*PROBLEM DETAILS:* Please tell how many of the lines below contain "username", using only a number.

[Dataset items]
--------------------------------

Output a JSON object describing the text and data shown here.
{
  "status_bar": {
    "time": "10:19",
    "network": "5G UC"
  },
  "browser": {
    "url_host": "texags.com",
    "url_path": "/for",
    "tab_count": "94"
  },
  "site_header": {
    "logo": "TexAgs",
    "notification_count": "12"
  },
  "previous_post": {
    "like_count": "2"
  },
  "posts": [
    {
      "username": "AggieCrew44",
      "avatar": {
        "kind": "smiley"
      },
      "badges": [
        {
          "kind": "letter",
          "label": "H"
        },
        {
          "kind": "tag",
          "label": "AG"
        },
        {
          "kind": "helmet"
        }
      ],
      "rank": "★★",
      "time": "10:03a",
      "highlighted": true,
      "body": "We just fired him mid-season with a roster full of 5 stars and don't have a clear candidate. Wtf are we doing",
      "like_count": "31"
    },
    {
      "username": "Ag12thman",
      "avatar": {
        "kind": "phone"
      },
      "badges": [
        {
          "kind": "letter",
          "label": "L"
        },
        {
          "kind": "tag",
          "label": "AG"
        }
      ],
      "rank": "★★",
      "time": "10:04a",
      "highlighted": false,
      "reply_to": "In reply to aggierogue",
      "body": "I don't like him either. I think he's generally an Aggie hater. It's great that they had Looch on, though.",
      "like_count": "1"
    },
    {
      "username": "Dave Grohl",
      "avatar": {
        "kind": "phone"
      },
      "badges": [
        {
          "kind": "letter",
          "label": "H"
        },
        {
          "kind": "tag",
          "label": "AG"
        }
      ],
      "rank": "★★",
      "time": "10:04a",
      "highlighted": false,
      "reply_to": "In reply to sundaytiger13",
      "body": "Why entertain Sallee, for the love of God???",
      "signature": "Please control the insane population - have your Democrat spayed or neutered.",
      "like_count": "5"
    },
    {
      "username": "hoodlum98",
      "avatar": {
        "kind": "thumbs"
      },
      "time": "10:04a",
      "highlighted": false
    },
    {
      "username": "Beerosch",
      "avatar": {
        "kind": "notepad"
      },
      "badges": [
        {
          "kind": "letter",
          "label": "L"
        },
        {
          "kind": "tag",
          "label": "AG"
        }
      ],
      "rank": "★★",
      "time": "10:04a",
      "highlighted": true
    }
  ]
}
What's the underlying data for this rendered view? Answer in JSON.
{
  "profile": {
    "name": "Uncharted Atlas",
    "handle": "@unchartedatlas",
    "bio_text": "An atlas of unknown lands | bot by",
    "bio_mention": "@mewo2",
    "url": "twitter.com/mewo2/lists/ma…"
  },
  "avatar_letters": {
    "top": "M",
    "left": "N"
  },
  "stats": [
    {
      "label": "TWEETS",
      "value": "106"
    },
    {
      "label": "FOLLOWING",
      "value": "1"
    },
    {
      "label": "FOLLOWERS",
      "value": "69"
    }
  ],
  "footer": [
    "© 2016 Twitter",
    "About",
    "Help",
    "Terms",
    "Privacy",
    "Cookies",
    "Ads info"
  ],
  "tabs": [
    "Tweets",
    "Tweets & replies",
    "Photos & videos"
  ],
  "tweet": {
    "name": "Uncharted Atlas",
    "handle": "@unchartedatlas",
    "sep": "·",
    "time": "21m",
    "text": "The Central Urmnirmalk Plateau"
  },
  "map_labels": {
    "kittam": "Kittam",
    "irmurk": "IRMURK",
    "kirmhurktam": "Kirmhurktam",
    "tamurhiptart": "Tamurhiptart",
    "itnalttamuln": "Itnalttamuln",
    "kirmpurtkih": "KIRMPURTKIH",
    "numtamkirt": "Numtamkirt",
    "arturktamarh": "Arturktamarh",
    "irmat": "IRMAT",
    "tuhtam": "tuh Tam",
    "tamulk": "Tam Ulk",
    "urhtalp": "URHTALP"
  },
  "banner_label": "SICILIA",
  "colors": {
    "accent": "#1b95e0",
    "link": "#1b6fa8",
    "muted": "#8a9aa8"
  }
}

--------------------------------

*EXERCISE RESULT:* 5